One of my greatest blessings is being the granddaughter of three unique women, who have each gifted me a life of wonder, unplanned adventure and audaciousness.
I was recently asked to write about a woman who has served as a radiant presence in my life. The challenge, uninvolved and served in Cambria font, inspired me to dig up the tangled and vibrant garden of my own femininity.
Before being presented with the pastel-smooched crown worn by young feminists and female-empowers throughout the United States, I was simply a barefoot child, with wavy hair and an extraordinary love for frogs.
Feminism, the patriarchy and activism didn’t exist in the canvas-like mind of a 5 year-old. Instead, I was simply an image of innocence in despairing need of women to encourage my missions to be Obi Wan Kenobi for Halloween and to remind me to never pander to rules made by rude boys on the playground.
My favorite activities often feature visiting one of my nana’s homes. Even as a 20 year old college student, I am still immediately encapsulated by their wisdom and insatiable yearning to celebrate life.
I am frequently returning to summer-drenched memories of my visits to each of them. We would sit outside in our pajamas, ignoring mosquito bites as we unraveled the secrets of the universe over strawberry-kiwi juice boxes and overflowing bowls of potato chips.
The grass, toxicated by July heatwaves and malfunctioning sprinklers, would tickle our toes and hide fireflies. My grandmas can fill the air with a variety of stories and philosophies, featuring concepts of romance, failure, self-preservation and a pursuit to societal liberation in all things.
They exist off a foundation of dancing on tables to rock and roll jams and protesting pipelines on beaches. Their love shelters my secrets, insecurities and the topics I struggle to share with anyone else.
Our relations, each of the three offering the same toasty wholesomeness of a 90s kleenex commercial and goldendoodle Facebook gallery, are sacred. They have traced me to blossom into a woman who trusts the will of higher powers, dives off of boating docks and dances through the street on bare feet.
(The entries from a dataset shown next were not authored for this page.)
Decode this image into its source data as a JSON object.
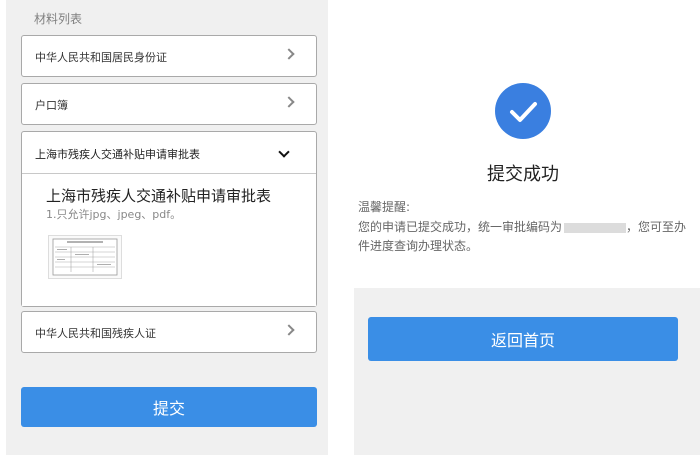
{
  "materials": {
    "section_label": "材料列表",
    "items": [
      {
        "label": "中华人民共和国居民身份证"
      },
      {
        "label": "户口簿"
      },
      {
        "label": "上海市残疾人交通补贴申请审批表"
      },
      {
        "label": "中华人民共和国残疾人证"
      }
    ],
    "expanded": {
      "title": "上海市残疾人交通补贴申请审批表",
      "note": "1.只允许jpg、jpeg、pdf。"
    }
  },
  "submit_label": "提交",
  "success": {
    "title": "提交成功",
    "tip_title": "温馨提醒:",
    "tip_body_before": "您的申请已提交成功，统一审批编码为",
    "tip_body_after": "，您可至办件进度查询办理状态。",
    "home_button": "返回首页"
  },
  "colors": {
    "accent": "#3a8ee6",
    "check": "#3a7fe0"
  },
  "icons": [
    "chevron-right-icon",
    "chevron-down-icon",
    "check-circle-icon"
  ]
}
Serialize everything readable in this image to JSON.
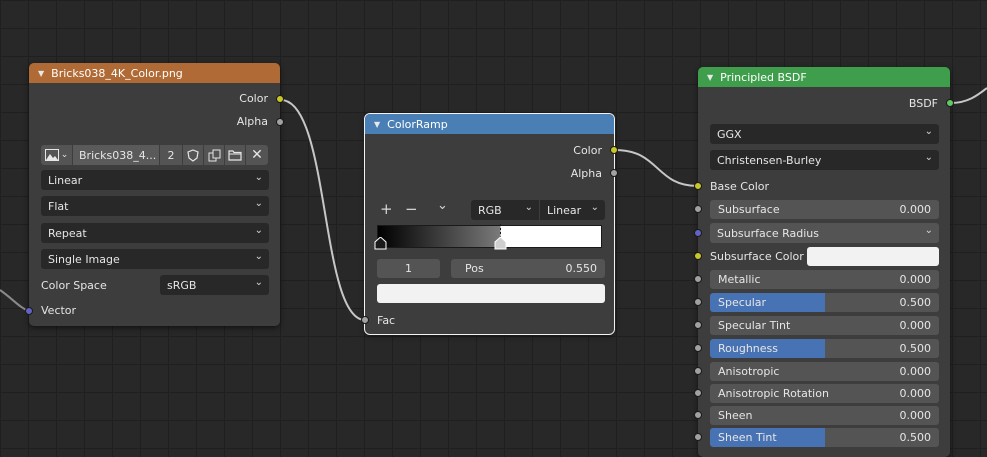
{
  "image_node": {
    "title": "Bricks038_4K_Color.png",
    "outputs": {
      "color": "Color",
      "alpha": "Alpha"
    },
    "image_name": "Bricks038_4...",
    "users_count": "2",
    "interpolation": "Linear",
    "projection": "Flat",
    "extension": "Repeat",
    "source": "Single Image",
    "color_space_label": "Color Space",
    "color_space": "sRGB",
    "input_vector": "Vector",
    "header_color": "#b06a35"
  },
  "colorramp_node": {
    "title": "ColorRamp",
    "outputs": {
      "color": "Color",
      "alpha": "Alpha"
    },
    "add_symbol": "+",
    "remove_symbol": "−",
    "color_mode": "RGB",
    "interpolation": "Linear",
    "stop_index": "1",
    "pos_label": "Pos",
    "pos_value": "0.550",
    "input_fac": "Fac",
    "header_color": "#4a7fb5"
  },
  "bsdf_node": {
    "title": "Principled BSDF",
    "output": "BSDF",
    "distribution": "GGX",
    "subsurface_method": "Christensen-Burley",
    "base_color_label": "Base Color",
    "subsurface_color_label": "Subsurface Color",
    "subsurface_radius_label": "Subsurface Radius",
    "header_color": "#3f9e4c",
    "params": {
      "subsurface": {
        "label": "Subsurface",
        "value": "0.000"
      },
      "metallic": {
        "label": "Metallic",
        "value": "0.000"
      },
      "specular": {
        "label": "Specular",
        "value": "0.500",
        "fraction": 0.5
      },
      "specular_tint": {
        "label": "Specular Tint",
        "value": "0.000"
      },
      "roughness": {
        "label": "Roughness",
        "value": "0.500",
        "fraction": 0.5
      },
      "anisotropic": {
        "label": "Anisotropic",
        "value": "0.000"
      },
      "anisotropic_rotation": {
        "label": "Anisotropic Rotation",
        "value": "0.000"
      },
      "sheen": {
        "label": "Sheen",
        "value": "0.000"
      },
      "sheen_tint": {
        "label": "Sheen Tint",
        "value": "0.500",
        "fraction": 0.5
      }
    }
  }
}
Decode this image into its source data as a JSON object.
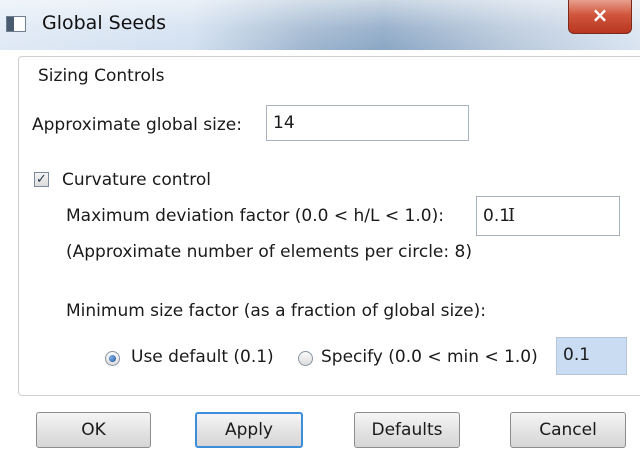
{
  "window": {
    "title": "Global Seeds",
    "close_glyph": "×"
  },
  "sizing": {
    "group_label": "Sizing Controls",
    "global_size_label": "Approximate global size:",
    "global_size_value": "14"
  },
  "curvature": {
    "checkbox_label": "Curvature control",
    "checked": true,
    "max_dev_label": "Maximum deviation factor (0.0 < h/L < 1.0):",
    "max_dev_value": "0.1",
    "elements_note": "(Approximate number of elements per circle: 8)"
  },
  "min_size": {
    "label": "Minimum size factor (as a fraction of global size):",
    "use_default_label": "Use default (0.1)",
    "specify_label": "Specify (0.0 < min < 1.0)",
    "specify_value": "0.1",
    "selected": "use_default"
  },
  "buttons": {
    "ok": "OK",
    "apply": "Apply",
    "defaults": "Defaults",
    "cancel": "Cancel"
  },
  "icons": [
    "app-icon",
    "close-icon",
    "checkbox-check-icon",
    "text-cursor-icon"
  ]
}
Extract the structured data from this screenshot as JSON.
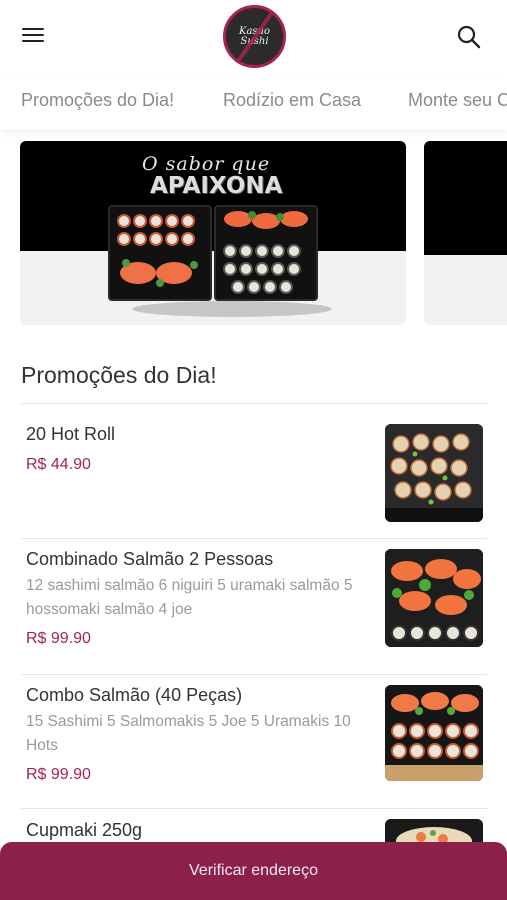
{
  "header": {
    "logo_line1": "Kasuo",
    "logo_line2": "Sushi"
  },
  "tabs": [
    {
      "label": "Promoções do Dia!"
    },
    {
      "label": "Rodízio em Casa"
    },
    {
      "label": "Monte seu C"
    }
  ],
  "banner": {
    "script_text": "O sabor que",
    "headline": "APAIXONA"
  },
  "section": {
    "title": "Promoções do Dia!"
  },
  "items": [
    {
      "name": "20 Hot Roll",
      "description": "",
      "price": "R$ 44.90"
    },
    {
      "name": "Combinado Salmão 2 Pessoas",
      "description": "12 sashimi salmão 6 niguiri 5 uramaki salmão 5 hossomaki salmão 4 joe",
      "price": "R$ 99.90"
    },
    {
      "name": "Combo Salmão (40 Peças)",
      "description": "15 Sashimi 5 Salmomakis 5 Joe 5 Uramakis 10 Hots",
      "price": "R$ 99.90"
    },
    {
      "name": "Cupmaki 250g",
      "description": "",
      "price": ""
    }
  ],
  "cta": {
    "label": "Verificar endereço"
  },
  "colors": {
    "accent": "#a6244d",
    "cta_bg": "#8b2148",
    "text": "#333333",
    "muted": "#9a9a9a"
  },
  "icons": [
    "menu-icon",
    "search-icon"
  ]
}
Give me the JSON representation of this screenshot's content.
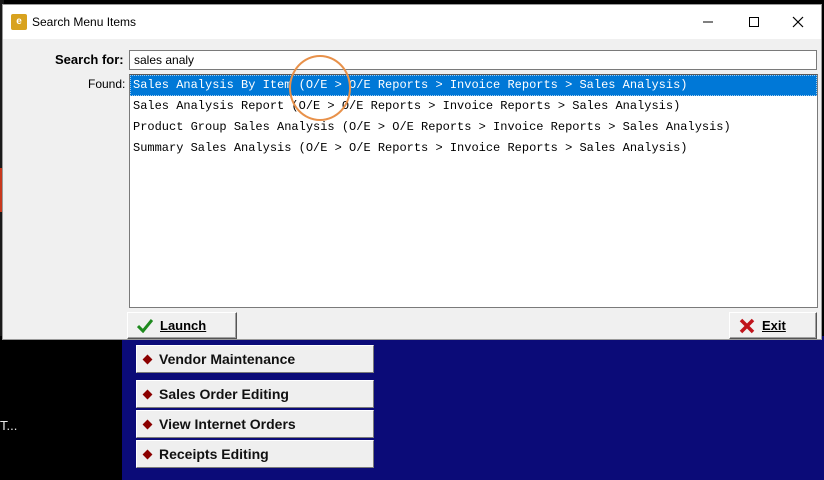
{
  "dialog": {
    "title": "Search Menu Items",
    "search_label": "Search for:",
    "search_value": "sales analy",
    "found_label": "Found:",
    "results": [
      "Sales Analysis By Item (O/E > O/E Reports > Invoice Reports > Sales Analysis)",
      "Sales Analysis Report (O/E > O/E Reports > Invoice Reports > Sales Analysis)",
      "Product Group Sales Analysis (O/E > O/E Reports > Invoice Reports > Sales Analysis)",
      "Summary Sales Analysis (O/E > O/E Reports > Invoice Reports > Sales Analysis)"
    ],
    "selected_index": 0,
    "launch_label": "Launch",
    "exit_label": "Exit",
    "icons": {
      "app": "app-icon",
      "minimize": "minimize-icon",
      "maximize": "maximize-icon",
      "close": "close-icon",
      "launch": "checkmark-icon",
      "exit": "x-icon"
    }
  },
  "background": {
    "menu_buttons": [
      "Vendor Maintenance",
      "Sales Order Editing",
      "View Internet Orders",
      "Receipts Editing"
    ],
    "truncated_text": "T...",
    "colors": {
      "navy": "#0b0b78",
      "selection": "#0078d7",
      "annotation_circle": "#e8914a"
    }
  }
}
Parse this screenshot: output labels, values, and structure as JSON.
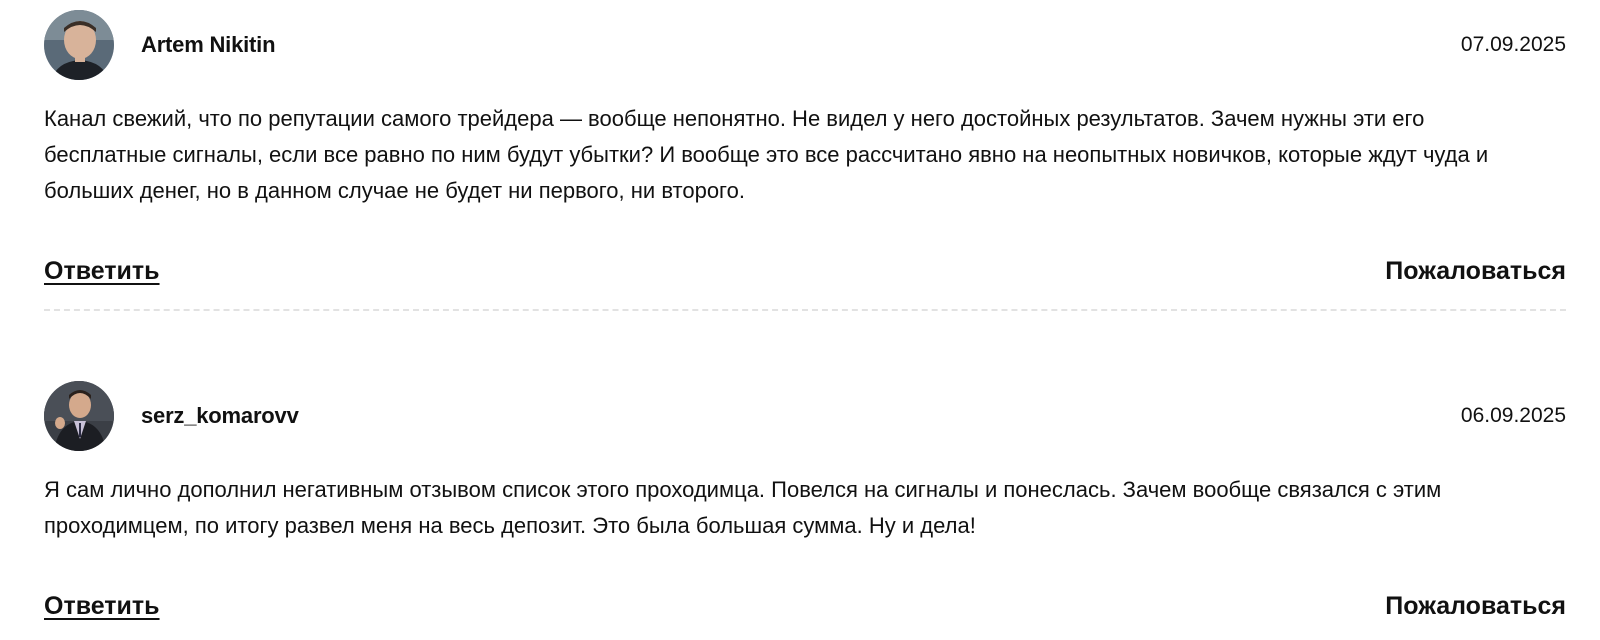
{
  "comments": [
    {
      "author": "Artem Nikitin",
      "date": "07.09.2025",
      "text": "Канал свежий, что по репутации самого трейдера — вообще непонятно. Не видел у него достойных результатов. Зачем нужны эти его бесплатные сигналы, если все равно по ним будут убытки? И вообще это все рассчитано явно на неопытных новичков, которые ждут чуда и больших денег, но в данном случае не будет ни первого, ни второго.",
      "reply_label": "Ответить",
      "complain_label": "Пожаловаться"
    },
    {
      "author": "serz_komarovv",
      "date": "06.09.2025",
      "text": "Я сам лично дополнил негативным отзывом список этого проходимца. Повелся на сигналы и понеслась. Зачем вообще связался с этим проходимцем, по итогу развел меня на весь депозит. Это была большая сумма. Ну и дела!",
      "reply_label": "Ответить",
      "complain_label": "Пожаловаться"
    }
  ],
  "colors": {
    "text": "#111111",
    "divider": "#e2e2e2",
    "background": "#ffffff"
  }
}
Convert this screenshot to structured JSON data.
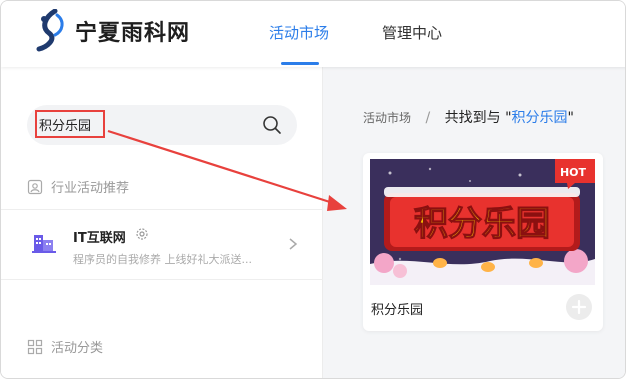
{
  "header": {
    "site_name": "宁夏雨科网",
    "nav": [
      {
        "label": "活动市场",
        "active": true
      },
      {
        "label": "管理中心",
        "active": false
      }
    ]
  },
  "sidebar": {
    "search_value": "积分乐园",
    "recommend_title": "行业活动推荐",
    "org": {
      "name": "IT互联网",
      "description": "程序员的自我修养   上线好礼大派送..."
    },
    "category_title": "活动分类"
  },
  "main": {
    "breadcrumb": {
      "root": "活动市场",
      "separator": "/",
      "prefix": "共找到与 \"",
      "keyword": "积分乐园",
      "suffix": "\" "
    },
    "card": {
      "banner_text": "积分乐园",
      "hot_badge": "HOT",
      "title": "积分乐园"
    }
  },
  "colors": {
    "accent": "#2b7de9",
    "highlight": "#e8413d",
    "banner_bg": "#3a2f5c",
    "banner_sign": "#e8322e",
    "banner_text": "#ffd400"
  },
  "icons": [
    "logo-icon",
    "search-icon",
    "recommend-icon",
    "building-icon",
    "gear-icon",
    "chevron-right-icon",
    "category-grid-icon",
    "add-icon",
    "hot-badge"
  ]
}
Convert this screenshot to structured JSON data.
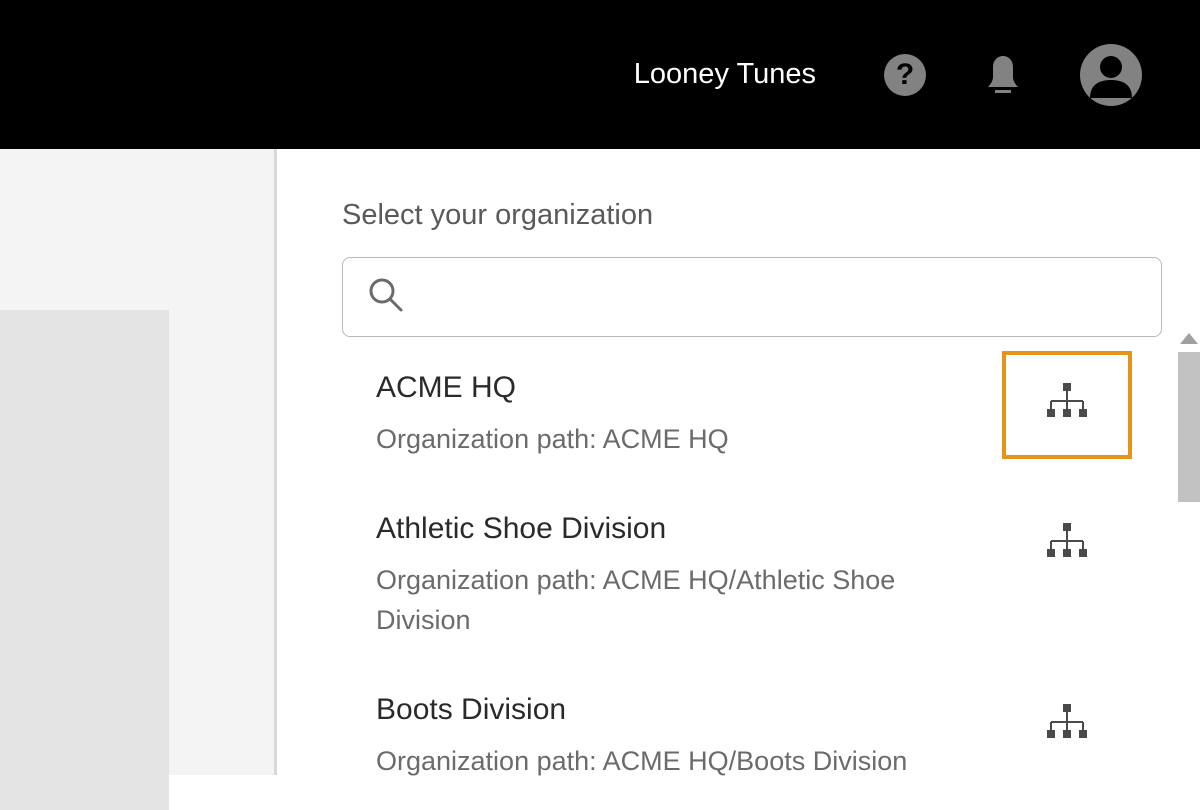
{
  "header": {
    "title": "Looney Tunes"
  },
  "main": {
    "section_title": "Select your organization",
    "search_placeholder": ""
  },
  "orgs": [
    {
      "name": "ACME HQ",
      "path": "Organization path: ACME HQ",
      "highlighted": true
    },
    {
      "name": "Athletic Shoe Division",
      "path": "Organization path: ACME HQ/Athletic Shoe Division",
      "highlighted": false
    },
    {
      "name": "Boots Division",
      "path": "Organization path: ACME HQ/Boots Division",
      "highlighted": false
    }
  ]
}
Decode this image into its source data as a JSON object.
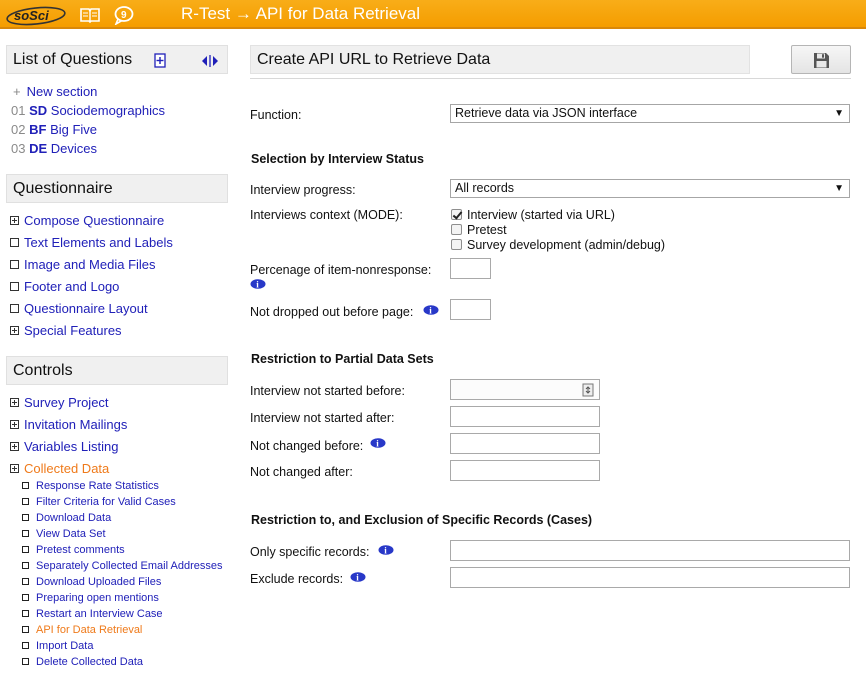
{
  "header": {
    "logo_text": "soSci",
    "title": "R-Test → API for Data Retrieval",
    "colors": {
      "bar": "#f59d00",
      "text": "#ffffff"
    },
    "icons": [
      "book-icon",
      "chat-icon"
    ]
  },
  "sidebar": {
    "questions": {
      "title": "List of Questions",
      "new_section": "New section",
      "items": [
        {
          "num": "01",
          "code": "SD",
          "name": "Sociodemographics"
        },
        {
          "num": "02",
          "code": "BF",
          "name": "Big Five"
        },
        {
          "num": "03",
          "code": "DE",
          "name": "Devices"
        }
      ]
    },
    "questionnaire": {
      "title": "Questionnaire",
      "items": [
        {
          "label": "Compose Questionnaire"
        },
        {
          "label": "Text Elements and Labels"
        },
        {
          "label": "Image and Media Files"
        },
        {
          "label": "Footer and Logo"
        },
        {
          "label": "Questionnaire Layout"
        },
        {
          "label": "Special Features"
        }
      ]
    },
    "controls": {
      "title": "Controls",
      "items": [
        {
          "label": "Survey Project"
        },
        {
          "label": "Invitation Mailings"
        },
        {
          "label": "Variables Listing"
        },
        {
          "label": "Collected Data"
        }
      ],
      "subitems": [
        {
          "label": "Response Rate Statistics"
        },
        {
          "label": "Filter Criteria for Valid Cases"
        },
        {
          "label": "Download Data"
        },
        {
          "label": "View Data Set"
        },
        {
          "label": "Pretest comments"
        },
        {
          "label": "Separately Collected Email Addresses"
        },
        {
          "label": "Download Uploaded Files"
        },
        {
          "label": "Preparing open mentions"
        },
        {
          "label": "Restart an Interview Case"
        },
        {
          "label": "API for Data Retrieval"
        },
        {
          "label": "Import Data"
        },
        {
          "label": "Delete Collected Data"
        }
      ]
    },
    "colors": {
      "link": "#2020b8",
      "active": "#ef7a1a"
    }
  },
  "main": {
    "title": "Create API URL to Retrieve Data",
    "function_label": "Function:",
    "function_value": "Retrieve data via JSON interface",
    "status_section": "Selection by Interview Status",
    "progress_label": "Interview progress:",
    "progress_value": "All records",
    "mode_label": "Interviews context (MODE):",
    "mode_options": [
      {
        "label": "Interview (started via URL)",
        "checked": true
      },
      {
        "label": "Pretest",
        "checked": false
      },
      {
        "label": "Survey development (admin/debug)",
        "checked": false
      }
    ],
    "nonresponse_label": "Percenage of item-nonresponse:",
    "nonresponse_value": "",
    "dropout_label": "Not dropped out before page:",
    "dropout_value": "",
    "partial_section": "Restriction to Partial Data Sets",
    "not_started_before_label": "Interview not started before:",
    "not_started_after_label": "Interview not started after:",
    "not_changed_before_label": "Not changed before:",
    "not_changed_after_label": "Not changed after:",
    "records_section": "Restriction to, and Exclusion of Specific Records (Cases)",
    "only_records_label": "Only specific records:",
    "exclude_records_label": "Exclude records:"
  }
}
This is my token of gratitude to my favorite grandmas: Rhonda, Nancy and Rhonda (yes, there are two Rhonda’s).
My Appalachian Trail Buddy
I often think about running away to live my days out in the wilderness-but I would only want to do so with you at my side. We will climb up the majestic cliffs and rock formations of Yosemite National Park and befriend black bears in the Great Smoky Mountains. We will read paperback novels in the Arizona deserts and eat Chick-Fil-A as we cruised the road in your Honda vehicle.
You were the woman who taught me to cherish the Earth and to allow dirt paths and the forest to be my true guides. You opened my eyes to a spiritual realm, where the mountains and the trees offer knowledge and wisdom. Together, we made plans to dive into untouched terrains, and to replace worry with the sensation of pure awe and wonder.
Photo Courtesy of Robert Bruning
My Ocean Queen
Together, we share the same wavy and untameable hair, a preference for hot weather and an out-of-control dolphin obsession.
You raised me in a realm composed of shimmering waves and a fondness of burnt skin.
We dream of undersea paradises and wear tropical prints with bronze bracelets anchored by starfish charms.
My favorite memories include you attempting to maintain my hair with a silver, antique brush we titled “my princess brush.” During each session, you referred to me as a wild woman with the aura of a chaotic tsunami. As you attempted to untangle my abundance of tangles and knots, you taught me to overlook the love of foolish boys, celebrate my wildness and that I could be a real life mermaid.
My Barefoot Hippie
During a Fourth of July pig roast, you celebrated our country’s birthday by burning your bra in a gigantic fire pit.
You’re frequently frolicking through the yard with bare feet and long, flowing sundresses I am always trying to steal from your closet.
You thrive in chaotic messes and on sticky dance floors, with a vibrant soul completely enveloped by your own love for life.
When I was younger, I was often baffled by the lengths of your liberation and unapologetic glow. You would sing to America’s “A Horse With No Name” as though you were on stage at Woodstock, and twirl on the Thanksgiving table as though you were the queen of a untraditional nightclub. You live a life genuinely free spirited and untouchable by society’s cloudiness.
But as you flourish, I follow your lead. You have inspired me to be the carefree dandelion I am always aspiring to be-and I can never thank you enough for that.
Photo Courtesy of Rhonda Shriber